The multimedia “Leafcutters” project is an unusual collaboration with millions of wild ants.  Since 2008 I have been filming, photographing and following the fates of more than a dozen colonies of leafcutter ants on the Osa Peninsula in Costa Rica.   

Leafcutter ant colonies have eerie parallels to human society and this is the conceptual basis and the inspiration for the work.  To quote from eminent biologist E.O. Wilson, these ants are “the most complex social creatures other than humans.” 

The project focuses on four supposedly unique human traits – language, ritual, war and art – and the narrative themes aim to blur the boundaries between culture and nature.

Leafcutter ants inhabit the Neo-tropics.  They live in large underground metropolises, with up to eight million members, where temperature and humidity are precisely controlled.  The colonies are a labyrinth of tunnels and chambers that can occupy ten square meters and be four meters deep.

The ants cut vegetation from high in the forest canopy and carry the pieces in their mandibles across the forest floor to their subterranean home, traveling up to a hundred meters on distinct trails, meticulously cleaned by them.  From this plant material they cultivate a fungus, which is their main food source. They are farmers.

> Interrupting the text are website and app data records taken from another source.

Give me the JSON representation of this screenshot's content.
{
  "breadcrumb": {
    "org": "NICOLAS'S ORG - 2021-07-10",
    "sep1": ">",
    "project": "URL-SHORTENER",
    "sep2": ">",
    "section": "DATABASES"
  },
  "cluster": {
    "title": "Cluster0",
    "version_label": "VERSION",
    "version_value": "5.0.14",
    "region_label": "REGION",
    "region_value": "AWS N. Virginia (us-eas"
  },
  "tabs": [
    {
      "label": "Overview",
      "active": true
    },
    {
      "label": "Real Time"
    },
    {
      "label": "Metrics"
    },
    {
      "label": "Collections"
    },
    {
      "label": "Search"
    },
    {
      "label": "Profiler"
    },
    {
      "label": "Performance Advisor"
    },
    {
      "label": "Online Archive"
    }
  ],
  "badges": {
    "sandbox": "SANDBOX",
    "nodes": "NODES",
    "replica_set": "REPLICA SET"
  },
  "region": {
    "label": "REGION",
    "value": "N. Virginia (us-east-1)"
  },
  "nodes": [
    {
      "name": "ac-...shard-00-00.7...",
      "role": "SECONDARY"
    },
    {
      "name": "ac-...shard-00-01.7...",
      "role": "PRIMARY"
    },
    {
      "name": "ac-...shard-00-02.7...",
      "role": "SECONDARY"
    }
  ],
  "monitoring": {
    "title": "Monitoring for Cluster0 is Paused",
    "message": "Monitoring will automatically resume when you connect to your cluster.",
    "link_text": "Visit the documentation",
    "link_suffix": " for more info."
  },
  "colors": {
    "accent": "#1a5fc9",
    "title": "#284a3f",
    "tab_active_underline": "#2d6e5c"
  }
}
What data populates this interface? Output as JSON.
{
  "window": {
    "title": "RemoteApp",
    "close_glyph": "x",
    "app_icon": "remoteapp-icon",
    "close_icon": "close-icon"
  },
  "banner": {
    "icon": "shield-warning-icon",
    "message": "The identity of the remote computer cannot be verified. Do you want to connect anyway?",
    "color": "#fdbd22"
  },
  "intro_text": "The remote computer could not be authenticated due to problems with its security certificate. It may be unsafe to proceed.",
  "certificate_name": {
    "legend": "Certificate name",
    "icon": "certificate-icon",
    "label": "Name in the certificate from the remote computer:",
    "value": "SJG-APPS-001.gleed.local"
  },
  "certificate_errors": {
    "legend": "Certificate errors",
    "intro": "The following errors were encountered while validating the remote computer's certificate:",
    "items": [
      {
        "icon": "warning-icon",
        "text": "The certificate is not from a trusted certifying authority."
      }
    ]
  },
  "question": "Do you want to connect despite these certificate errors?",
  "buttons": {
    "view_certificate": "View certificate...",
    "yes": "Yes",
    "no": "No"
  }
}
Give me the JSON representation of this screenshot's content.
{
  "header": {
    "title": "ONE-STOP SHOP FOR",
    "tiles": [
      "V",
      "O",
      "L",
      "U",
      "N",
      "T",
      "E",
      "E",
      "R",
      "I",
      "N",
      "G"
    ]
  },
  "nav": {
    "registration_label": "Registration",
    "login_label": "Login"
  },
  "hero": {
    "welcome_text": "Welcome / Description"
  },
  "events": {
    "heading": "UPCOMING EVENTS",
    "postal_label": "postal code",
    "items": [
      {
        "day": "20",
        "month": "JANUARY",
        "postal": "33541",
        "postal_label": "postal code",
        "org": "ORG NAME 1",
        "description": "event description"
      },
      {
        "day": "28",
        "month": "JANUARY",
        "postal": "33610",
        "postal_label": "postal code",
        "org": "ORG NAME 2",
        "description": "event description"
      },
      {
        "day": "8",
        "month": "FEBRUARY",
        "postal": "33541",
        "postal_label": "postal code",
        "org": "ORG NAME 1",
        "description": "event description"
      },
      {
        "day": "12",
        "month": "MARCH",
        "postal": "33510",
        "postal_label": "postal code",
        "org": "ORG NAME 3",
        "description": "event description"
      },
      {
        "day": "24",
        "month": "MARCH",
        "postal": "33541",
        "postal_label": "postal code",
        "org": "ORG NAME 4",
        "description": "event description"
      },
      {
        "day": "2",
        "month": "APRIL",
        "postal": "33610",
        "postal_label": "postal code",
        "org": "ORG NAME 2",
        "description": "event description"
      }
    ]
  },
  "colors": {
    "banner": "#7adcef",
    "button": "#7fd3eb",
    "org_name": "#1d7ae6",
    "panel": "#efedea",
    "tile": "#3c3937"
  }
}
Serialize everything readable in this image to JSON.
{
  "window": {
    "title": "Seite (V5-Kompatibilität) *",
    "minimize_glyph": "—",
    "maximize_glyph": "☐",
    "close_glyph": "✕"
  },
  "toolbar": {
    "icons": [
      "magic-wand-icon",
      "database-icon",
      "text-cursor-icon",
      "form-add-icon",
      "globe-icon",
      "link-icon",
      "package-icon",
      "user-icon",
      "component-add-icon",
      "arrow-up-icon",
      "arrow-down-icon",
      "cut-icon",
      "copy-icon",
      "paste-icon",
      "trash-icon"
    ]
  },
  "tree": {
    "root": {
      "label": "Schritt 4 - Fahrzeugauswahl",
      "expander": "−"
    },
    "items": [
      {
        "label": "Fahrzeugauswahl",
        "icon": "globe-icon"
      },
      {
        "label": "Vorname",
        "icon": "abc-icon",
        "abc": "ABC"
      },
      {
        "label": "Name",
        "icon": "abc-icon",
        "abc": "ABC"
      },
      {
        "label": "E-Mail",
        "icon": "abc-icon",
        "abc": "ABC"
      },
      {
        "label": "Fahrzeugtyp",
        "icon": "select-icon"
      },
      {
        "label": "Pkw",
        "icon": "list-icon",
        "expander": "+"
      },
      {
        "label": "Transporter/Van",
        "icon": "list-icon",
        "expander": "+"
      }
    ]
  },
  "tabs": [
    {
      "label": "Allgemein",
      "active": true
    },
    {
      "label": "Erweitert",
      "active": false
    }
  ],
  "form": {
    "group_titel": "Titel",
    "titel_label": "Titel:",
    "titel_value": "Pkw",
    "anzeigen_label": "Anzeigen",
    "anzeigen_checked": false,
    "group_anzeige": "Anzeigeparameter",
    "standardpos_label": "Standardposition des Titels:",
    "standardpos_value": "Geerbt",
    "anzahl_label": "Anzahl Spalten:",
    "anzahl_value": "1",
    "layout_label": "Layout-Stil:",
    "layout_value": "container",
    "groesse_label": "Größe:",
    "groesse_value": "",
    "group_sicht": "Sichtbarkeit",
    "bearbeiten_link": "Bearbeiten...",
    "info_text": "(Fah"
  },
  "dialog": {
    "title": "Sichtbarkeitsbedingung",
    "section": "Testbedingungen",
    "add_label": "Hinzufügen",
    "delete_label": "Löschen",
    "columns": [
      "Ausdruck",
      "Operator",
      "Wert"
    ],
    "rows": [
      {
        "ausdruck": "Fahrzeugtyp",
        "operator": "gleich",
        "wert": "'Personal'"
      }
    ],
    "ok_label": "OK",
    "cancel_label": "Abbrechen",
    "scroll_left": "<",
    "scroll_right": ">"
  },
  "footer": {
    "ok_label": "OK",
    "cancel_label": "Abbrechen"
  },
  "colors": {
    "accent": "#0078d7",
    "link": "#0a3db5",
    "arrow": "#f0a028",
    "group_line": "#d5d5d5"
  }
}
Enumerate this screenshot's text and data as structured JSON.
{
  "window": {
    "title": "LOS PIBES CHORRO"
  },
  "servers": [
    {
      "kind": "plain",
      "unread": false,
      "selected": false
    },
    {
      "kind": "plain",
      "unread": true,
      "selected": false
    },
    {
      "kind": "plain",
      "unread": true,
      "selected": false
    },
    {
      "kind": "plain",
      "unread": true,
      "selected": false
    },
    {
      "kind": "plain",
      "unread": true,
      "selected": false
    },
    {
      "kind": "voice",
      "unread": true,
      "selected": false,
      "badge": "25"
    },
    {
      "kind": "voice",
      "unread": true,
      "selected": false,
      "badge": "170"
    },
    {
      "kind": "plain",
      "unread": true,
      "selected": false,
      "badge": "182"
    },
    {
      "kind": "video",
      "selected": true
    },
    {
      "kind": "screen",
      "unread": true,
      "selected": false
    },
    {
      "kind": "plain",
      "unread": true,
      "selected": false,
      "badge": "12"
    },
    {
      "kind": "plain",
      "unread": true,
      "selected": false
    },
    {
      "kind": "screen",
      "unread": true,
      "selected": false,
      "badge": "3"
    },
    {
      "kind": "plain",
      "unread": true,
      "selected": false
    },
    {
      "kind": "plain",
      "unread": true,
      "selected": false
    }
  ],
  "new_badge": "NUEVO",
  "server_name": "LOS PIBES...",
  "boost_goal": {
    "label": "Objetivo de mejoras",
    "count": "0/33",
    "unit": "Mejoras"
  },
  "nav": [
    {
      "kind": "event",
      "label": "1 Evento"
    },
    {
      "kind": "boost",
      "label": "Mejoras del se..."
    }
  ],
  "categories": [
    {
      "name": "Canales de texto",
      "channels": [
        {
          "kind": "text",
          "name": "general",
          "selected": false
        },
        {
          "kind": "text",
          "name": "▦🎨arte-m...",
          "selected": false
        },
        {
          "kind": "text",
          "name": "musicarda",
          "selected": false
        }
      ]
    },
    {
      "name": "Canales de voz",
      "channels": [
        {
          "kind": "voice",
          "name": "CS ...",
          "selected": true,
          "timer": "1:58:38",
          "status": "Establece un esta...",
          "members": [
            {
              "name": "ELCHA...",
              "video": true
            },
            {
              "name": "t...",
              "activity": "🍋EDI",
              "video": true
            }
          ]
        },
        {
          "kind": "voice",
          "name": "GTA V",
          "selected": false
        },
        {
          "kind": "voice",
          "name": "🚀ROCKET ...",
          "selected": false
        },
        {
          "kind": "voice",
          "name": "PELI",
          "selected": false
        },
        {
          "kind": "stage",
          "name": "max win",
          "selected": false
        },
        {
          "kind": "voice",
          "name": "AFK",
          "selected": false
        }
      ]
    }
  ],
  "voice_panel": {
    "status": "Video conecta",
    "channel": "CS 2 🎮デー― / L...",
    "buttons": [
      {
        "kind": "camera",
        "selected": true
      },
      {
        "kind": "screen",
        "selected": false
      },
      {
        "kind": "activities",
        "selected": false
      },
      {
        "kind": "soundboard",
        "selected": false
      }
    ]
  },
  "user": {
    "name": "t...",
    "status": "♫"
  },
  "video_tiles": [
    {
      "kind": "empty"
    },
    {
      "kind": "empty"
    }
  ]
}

As the principal herbivore of the rainforest, leafcutter ants are a dominant species and, like us, influence the grand structure of all other biological systems in their habitat.

The ants harvest from a wide variety of plants and this allowed me latitude in what I could offer them to form the narratives of the videos.  I worked with their natural behavior.  I would watch the ants, respond, experiment and adjust.  Though this back and forth process the series took shape. 

At the heart of the "Leafcutters" project are four videos.  In “We Rule” the ants carry language that is in keeping with their dominant status in the forest. “The Chosen” is a ritualistic procession, like a Balinese festival or pagan rite, where the ants bring flowers to lay at the feet of their golden idol. In “War” two colonies of the same species are locked in a merciless battle. With “Antworks,” who is to say ants are indifferent to the aesthetics of the leaves they carefully select, cut and carry home?

As the project developed, I came to feel the real reward for lying countless hours on the forest floor was observing the ants’ social structure. They constantly converse with one another, using pheromones, sound and vibration.  They are nature’s ultimate mobile communication devices.  Without central command millions of ants coordinate their behavior to create and sustain massive societies. The accumulation of their small gestures produces enormous complexity.

There is a natural parallel between social media and the emergent behavior of social insects.  Ants are an interconnected system of individual elements that self-organize to form adaptive behavior.  They are driven by the patterns of interactions they experience through the colony’s communication network.  Ants solve problems by drawing on what is essentially user-generated data.

With the rise of social media over the last decade, I’ve seen our own patterns of communication become more participatory and efficient like theirs, which is not top down, but bottom up, and not command and control but connect and collaborate.  With ants, it’s always multiple decisions made by multiple minds; therein lies their power and perhaps ours as well.